These were some of the recommendations made by legal practitioners who participated in a two-day Litigation workshop on Safety of Journalists held in Abuja organized by Media Rights Agenda (MRA) with support from the Global Media Defence Fund (GMDF) through the United Nations Educational, Scientific and Cultural Organization (UNESCO).

The participants urged media organizations in Nigeria to undertake periodic and regular safety training for their journalists and other workers to ensure that they are able to carry out their work safely and professionally, adding that the organizations should also kit journalists and workers with the appropriate equipment, including protective gear, where necessary, to prevent or minimize their exposure to various hazards that they may confront as they carry out their work.

They advised lawyers and civil society organizations to liaise with relevant organizations, institutions and agencies, such as the National Judicial Institute (NJI), the Nigerian Institute of Advanced Legal Studies (NIALS), the Nigerian Bar Association (NBA) as well as the heads of various courts in organising sensitization programmes and activities for judicial officers on the safety of journalists so that judges are appropriately informed about the importance of the safety of journalists and their role in the process.

The participants suggested that lawyers litigating cases touching on the safety of journalists and other media workers should prepare their written addresses or briefs of argument with the objective of enlightening and sensitizing the judge handling such matters about the issue of the safety of journalists, adding that they should also prepare diligently for their cases and familiarize themselves sufficiently about the issue in order to adequately respond to questions or queries that the judges may raise.

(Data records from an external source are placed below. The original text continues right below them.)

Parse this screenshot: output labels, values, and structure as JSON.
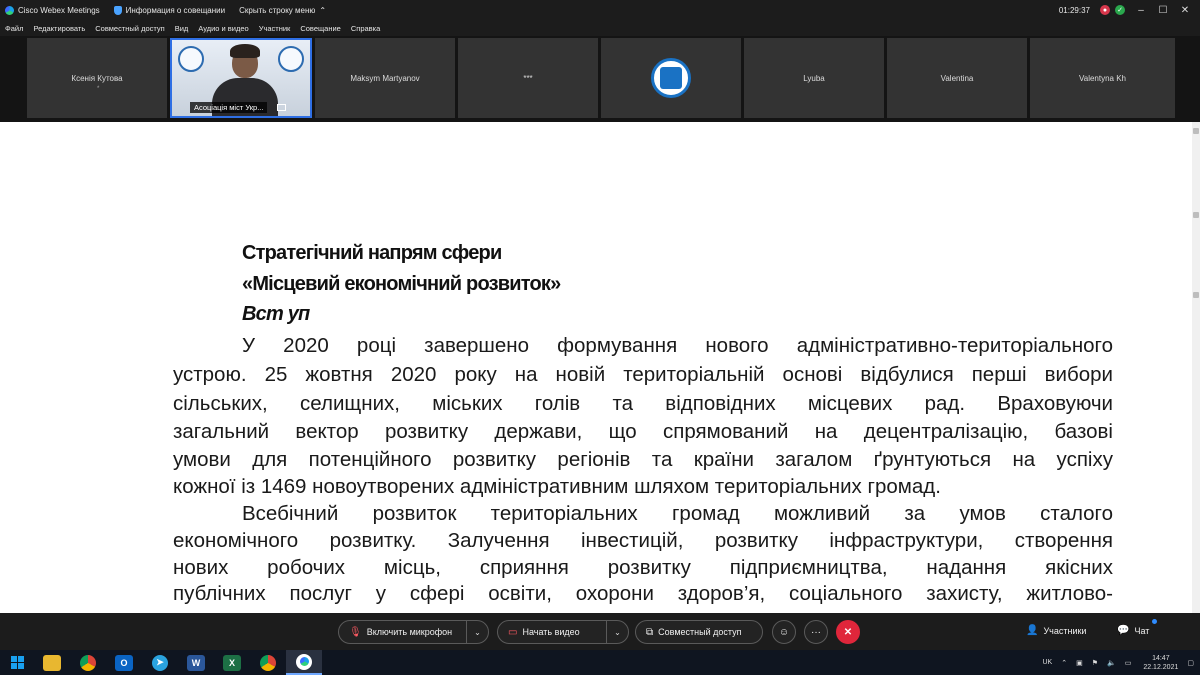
{
  "titlebar": {
    "app_name": "Cisco Webex Meetings",
    "meeting_info": "Информация о совещании",
    "hide_menu": "Скрыть строку меню",
    "time": "01:29:37"
  },
  "menu": [
    "Файл",
    "Редактировать",
    "Совместный доступ",
    "Вид",
    "Аудио и видео",
    "Участник",
    "Совещание",
    "Справка"
  ],
  "participants": {
    "p1": "Ксенія Кутова",
    "p1_sub": "*",
    "active_caption": "Асоціація міст Укр...",
    "p3": "Maksym Martyanov",
    "p4": "***",
    "p6": "Lyuba",
    "p7": "Valentina",
    "p8": "Valentyna Kh"
  },
  "document": {
    "h1": "Стратегічний напрям сфери",
    "h2": "«Місцевий економічний розвиток»",
    "h3": "Вст уп",
    "lines": [
      "У 2020 році завершено формування нового адміністративно-територіального",
      "устрою. 25 жовтня 2020 року на новій територіальній основі відбулися перші вибори",
      "сільських, селищних, міських голів та відповідних місцевих рад.  Враховуючи",
      "загальний вектор розвитку держави, що спрямований на децентралізацію, базові",
      "умови для потенційного розвитку регіонів та країни загалом ґрунтуються на успіху",
      "кожної із 1469 новоутворених адміністративним шляхом територіальних громад.",
      "Всебічний розвиток територіальних громад  можливий  за умов сталого",
      "економічного розвитку. Залучення інвестицій, розвитку інфраструктури, створення",
      "нових робочих місць, сприяння розвитку підприємництва,    надання якісних",
      "публічних послуг у сфері освіти, охорони здоров’я, соціального захисту, житлово-"
    ]
  },
  "controls": {
    "mic": "Включить микрофон",
    "video": "Начать видео",
    "share": "Совместный доступ",
    "more": "···",
    "end": "✕",
    "participants": "Участники",
    "chat": "Чат"
  },
  "taskbar": {
    "lang": "UK",
    "time": "14:47",
    "date": "22.12.2021"
  }
}
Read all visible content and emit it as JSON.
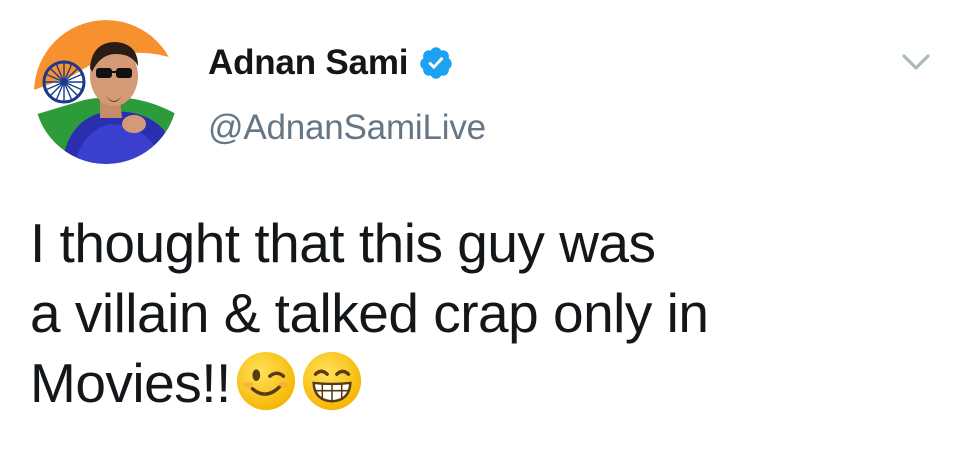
{
  "author": {
    "display_name": "Adnan Sami",
    "handle": "@AdnanSamiLive",
    "verified": true,
    "avatar_icon": "profile-photo-indian-flag-background"
  },
  "menu": {
    "icon": "chevron-down-icon"
  },
  "tweet": {
    "lines": [
      "I thought that this guy was",
      "a villain & talked crap only in",
      "Movies!!"
    ],
    "emojis": [
      "winking-face-emoji",
      "grinning-face-emoji"
    ]
  },
  "colors": {
    "name": "#14171a",
    "handle": "#657786",
    "verified_badge": "#1da1f2",
    "chevron": "#aab8c2"
  }
}
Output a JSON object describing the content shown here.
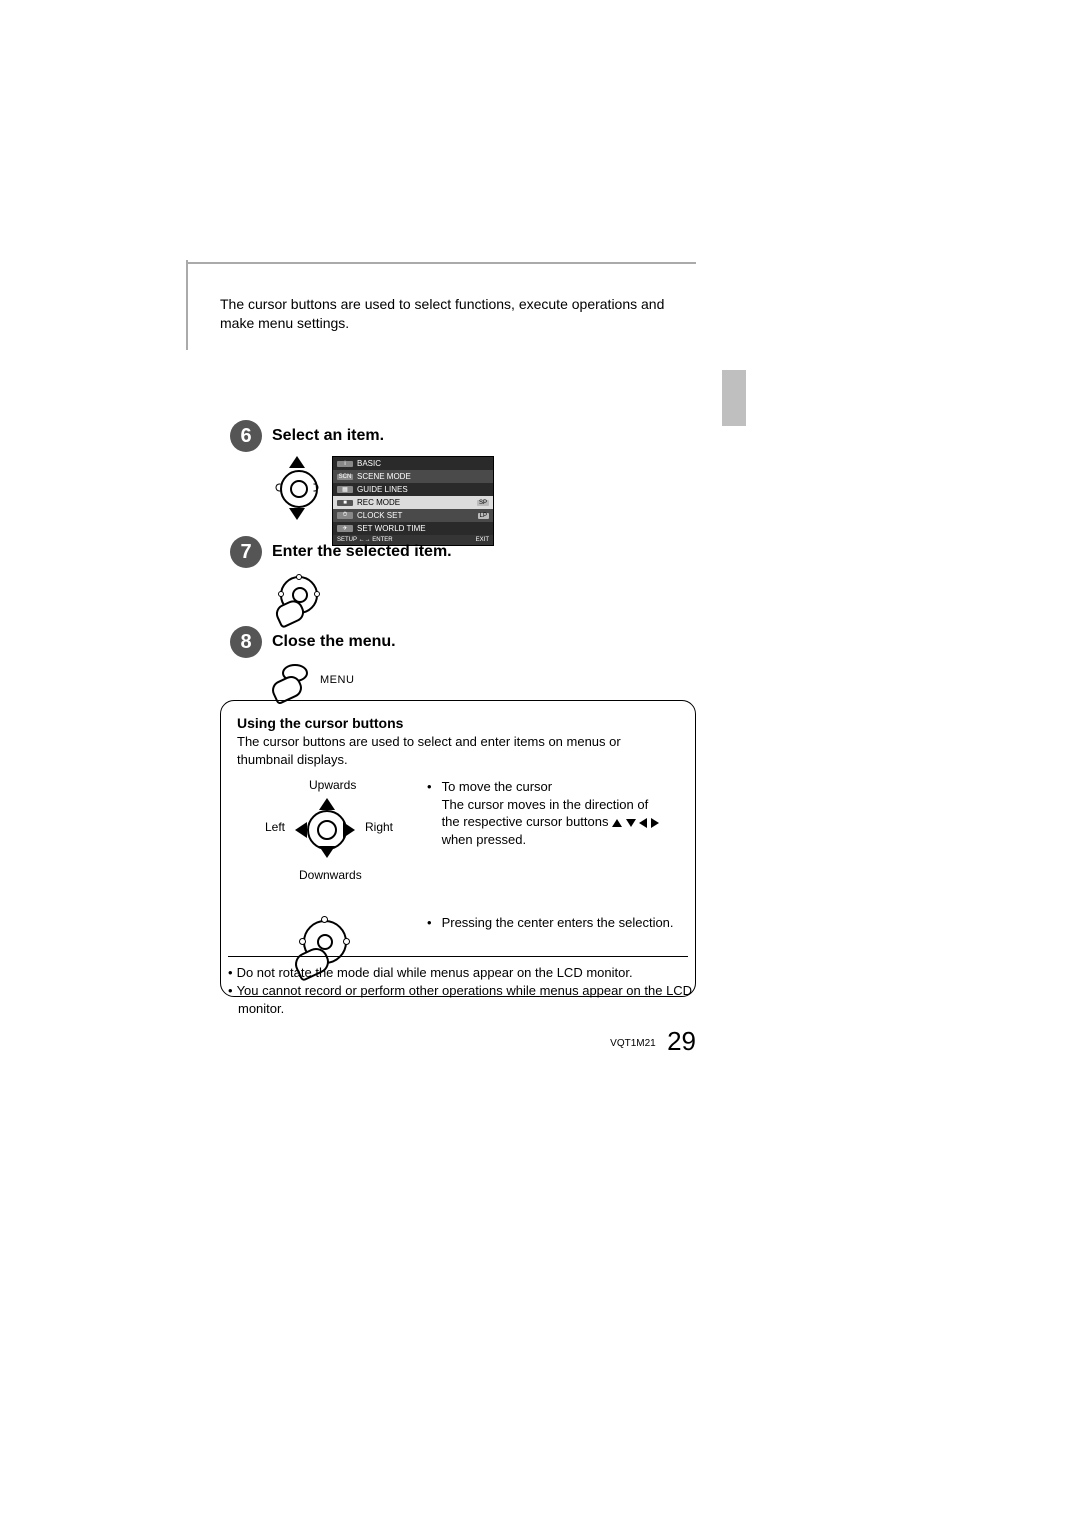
{
  "intro": "The cursor buttons are used to select functions, execute operations and make menu settings.",
  "steps": {
    "s6": {
      "num": "6",
      "title": "Select an item."
    },
    "s7": {
      "num": "7",
      "title": "Enter the selected item."
    },
    "s8": {
      "num": "8",
      "title": "Close the menu.",
      "menu_label": "MENU"
    }
  },
  "osd": {
    "r1": "BASIC",
    "r2": "SCENE MODE",
    "r3": "GUIDE LINES",
    "r4": "REC MODE",
    "r4v": "SP",
    "r5": "CLOCK SET",
    "r5v": "LP",
    "r6": "SET WORLD TIME",
    "foot_left": "SETUP ←→ ENTER",
    "foot_right": "EXIT"
  },
  "box": {
    "heading": "Using the cursor buttons",
    "lead": "The cursor buttons are used to select and enter items on menus or thumbnail displays.",
    "labels": {
      "up": "Upwards",
      "down": "Downwards",
      "left": "Left",
      "right": "Right"
    },
    "b1_head": "To move the cursor",
    "b1_line1": "The cursor moves in the direction of",
    "b1_line2a": "the respective cursor buttons ",
    "b1_line3": "when pressed.",
    "b2": "Pressing the center enters the selection."
  },
  "notes": {
    "n1": "Do not rotate the mode dial while menus appear on the LCD monitor.",
    "n2": "You cannot record or perform other operations while menus appear on the LCD monitor."
  },
  "footer": {
    "code": "VQT1M21",
    "page": "29"
  }
}
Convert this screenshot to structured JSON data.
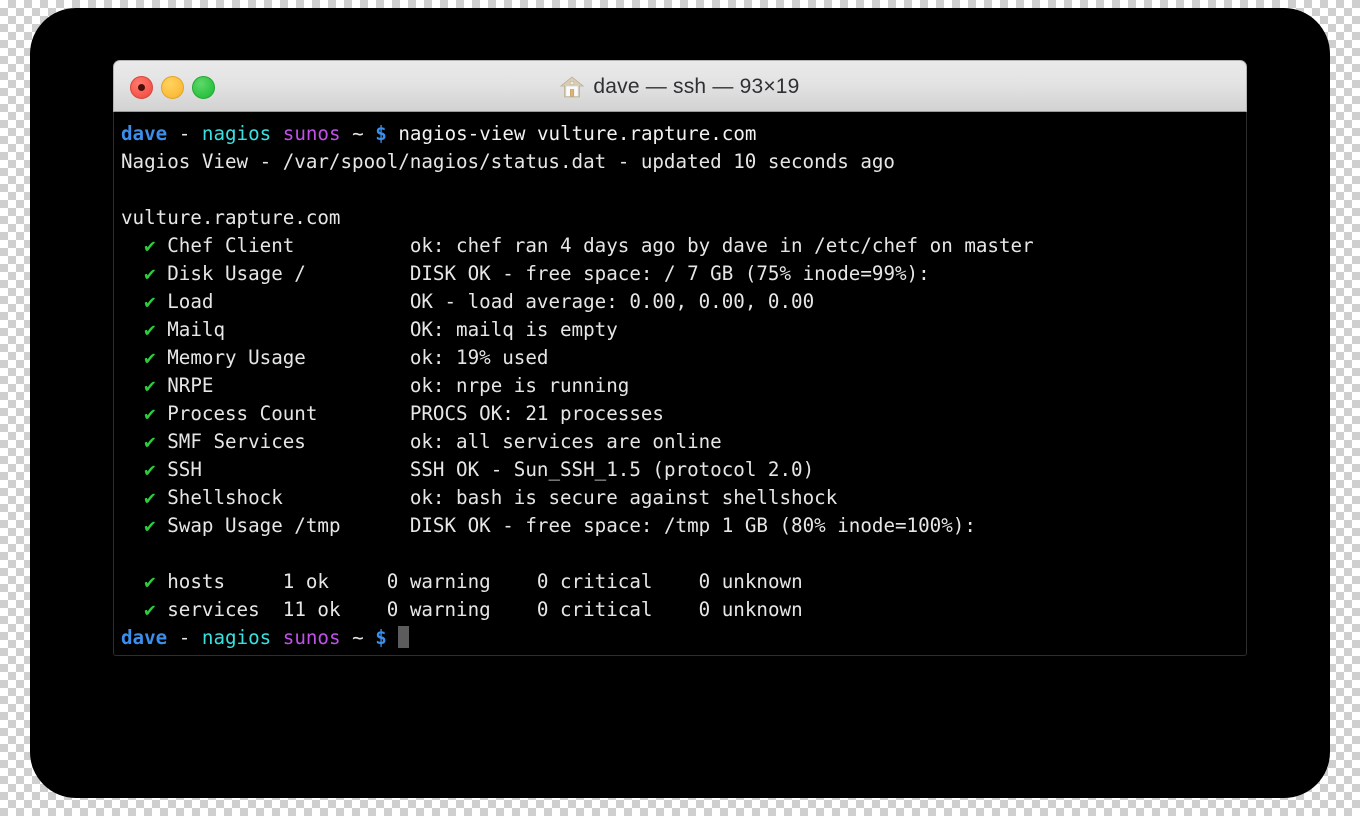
{
  "window": {
    "title": "dave — ssh — 93×19",
    "icon": "home-icon",
    "controls": {
      "close_label": "",
      "minimize_label": "",
      "maximize_label": ""
    }
  },
  "colors": {
    "background": "#000000",
    "foreground": "#e6e6e6",
    "user": "#3b8eea",
    "host": "#3ae0e0",
    "os": "#c050e8",
    "dollar": "#3b8eea",
    "ok_check": "#2ecc40",
    "cursor": "#5c5c5c",
    "titlebar_top": "#eaeaea",
    "titlebar_bottom": "#d2d2d2",
    "traffic_red": "#f75a4e",
    "traffic_yellow": "#fcbf3f",
    "traffic_green": "#32c546"
  },
  "prompt": {
    "user": "dave",
    "separator": "-",
    "host": "nagios",
    "os": "sunos",
    "cwd": "~",
    "symbol": "$"
  },
  "session": {
    "command": "nagios-view vulture.rapture.com",
    "status_line": "Nagios View - /var/spool/nagios/status.dat - updated 10 seconds ago",
    "hostname": "vulture.rapture.com",
    "check_glyph": "✔",
    "services": [
      {
        "state": "ok",
        "name": "Chef Client",
        "status": "ok: chef ran 4 days ago by dave in /etc/chef on master"
      },
      {
        "state": "ok",
        "name": "Disk Usage /",
        "status": "DISK OK - free space: / 7 GB (75% inode=99%):"
      },
      {
        "state": "ok",
        "name": "Load",
        "status": "OK - load average: 0.00, 0.00, 0.00"
      },
      {
        "state": "ok",
        "name": "Mailq",
        "status": "OK: mailq is empty"
      },
      {
        "state": "ok",
        "name": "Memory Usage",
        "status": "ok: 19% used"
      },
      {
        "state": "ok",
        "name": "NRPE",
        "status": "ok: nrpe is running"
      },
      {
        "state": "ok",
        "name": "Process Count",
        "status": "PROCS OK: 21 processes"
      },
      {
        "state": "ok",
        "name": "SMF Services",
        "status": "ok: all services are online"
      },
      {
        "state": "ok",
        "name": "SSH",
        "status": "SSH OK - Sun_SSH_1.5 (protocol 2.0)"
      },
      {
        "state": "ok",
        "name": "Shellshock",
        "status": "ok: bash is secure against shellshock"
      },
      {
        "state": "ok",
        "name": "Swap Usage /tmp",
        "status": "DISK OK - free space: /tmp 1 GB (80% inode=100%):"
      }
    ],
    "summary": [
      {
        "label": "hosts",
        "ok": "1 ok",
        "warning": "0 warning",
        "critical": "0 critical",
        "unknown": "0 unknown"
      },
      {
        "label": "services",
        "ok": "11 ok",
        "warning": "0 warning",
        "critical": "0 critical",
        "unknown": "0 unknown"
      }
    ]
  }
}
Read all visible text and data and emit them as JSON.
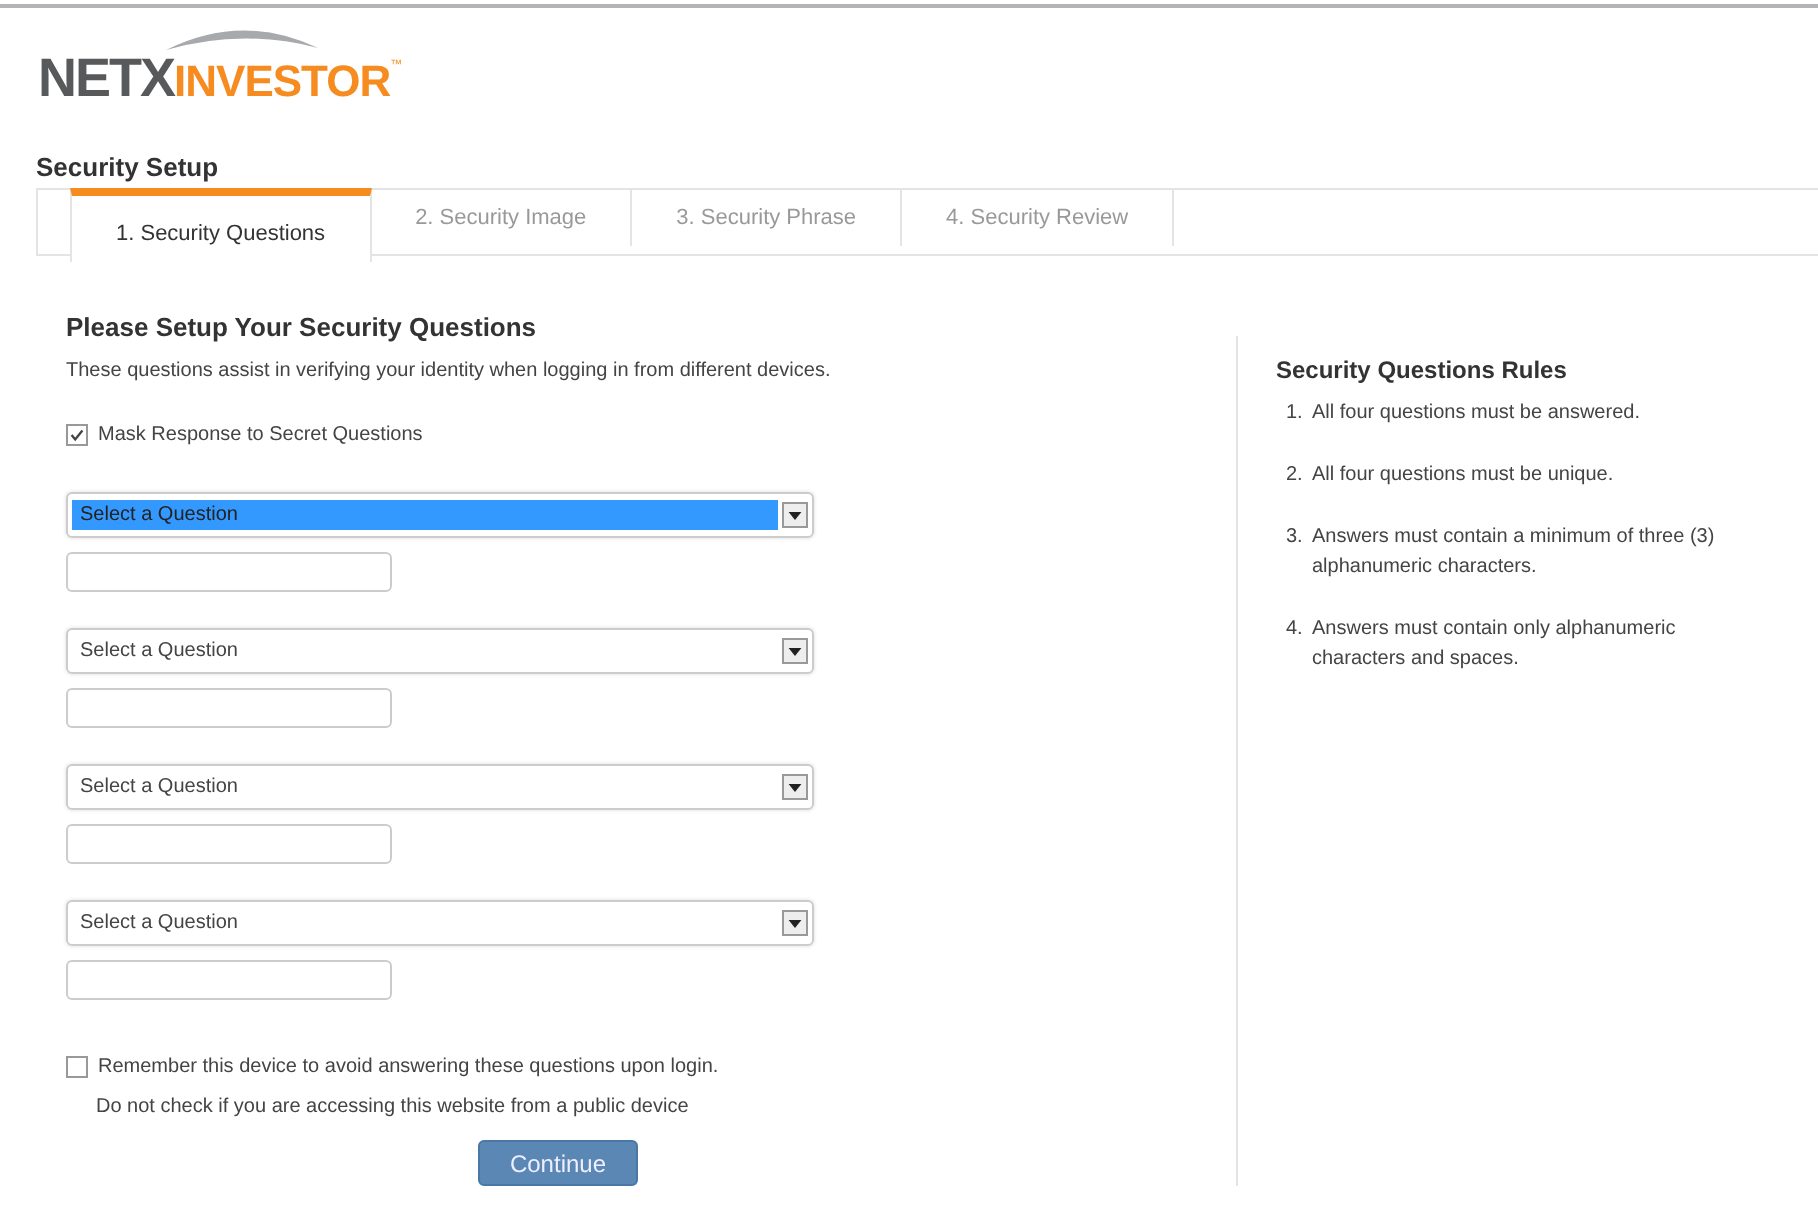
{
  "logo": {
    "part_1": "NETX",
    "part_2": "INVESTOR",
    "trademark": "™"
  },
  "page_title": "Security Setup",
  "tabs": [
    {
      "label": "1. Security Questions",
      "selected": true
    },
    {
      "label": "2. Security Image",
      "selected": false
    },
    {
      "label": "3. Security Phrase",
      "selected": false
    },
    {
      "label": "4. Security Review",
      "selected": false
    }
  ],
  "form": {
    "heading": "Please Setup Your Security Questions",
    "description": "These questions assist in verifying your identity when logging in from different devices.",
    "mask": {
      "label": "Mask Response to Secret Questions",
      "checked": true
    },
    "questions": [
      {
        "select": "Select a Question",
        "focused": true
      },
      {
        "select": "Select a Question",
        "focused": false
      },
      {
        "select": "Select a Question",
        "focused": false
      },
      {
        "select": "Select a Question",
        "focused": false
      }
    ],
    "remember": {
      "label": "Remember this device to avoid answering these questions upon login.",
      "checked": false,
      "note": "Do not check if you are accessing this website from a public device"
    },
    "button": "Continue"
  },
  "rules": {
    "heading": "Security Questions Rules",
    "items": [
      {
        "number": "1.",
        "text": "All four questions must be answered."
      },
      {
        "number": "2.",
        "text": "All four questions must be unique."
      },
      {
        "number": "3.",
        "text": "Answers must contain a minimum of three (3) alphanumeric characters."
      },
      {
        "number": "4.",
        "text": "Answers must contain only alphanumeric characters and spaces."
      }
    ]
  }
}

In order to ensure speedy adjudication, the participants pointed that for cases touching on the safety of journalists in Nigeria as well as to ensure that judges handling such matters have the requisite knowledge and expertise, the heads of various courts in the country should designate judges to hear cases on the safety of journalists.

Besides, they said, as part of efforts by Nigeria to meet its obligations under regional and international instruments to prevent attacks against journalists and ensure accountability for any such crimes, “Practice Directions” should be issued to guide the hearing and determination of such cases in order to improve the effectiveness of judicial mechanisms in addressing the challenge of crimes against journalists.

The participants said it was a shocking irony that attacks on the media, particularly the killing of journalists, have escalated during the period of civilian democracy with the result that attacks on journalists have risen far above the levels recorded during the period of military regimes in Nigeria, pointing out that it means that the democratic environment has become far more hostile and dangerous for journalists than the period of military rule.

They pointed out that if journalists are frequently intimidated into distorting the information that they provide to the society or if they are too afraid to report truthfully and accurately because of constant attacks, legal practitioners and the entire society will be worse for it because most, if not all members of the public make serious and sometimes life-changing economic, political, professional and other decisions based on the information that they receive through journalists and the media.

In the light of this, the participants noted, lawyers have a self-interest in ensuring that journalists and the media have a conducive and enabling environment to practice their profession so that they can continue to provide members of the public with news and information that is reasonably accurate and reliable and that in turn enables the lawyers and other members of the public to make good and informed decisions.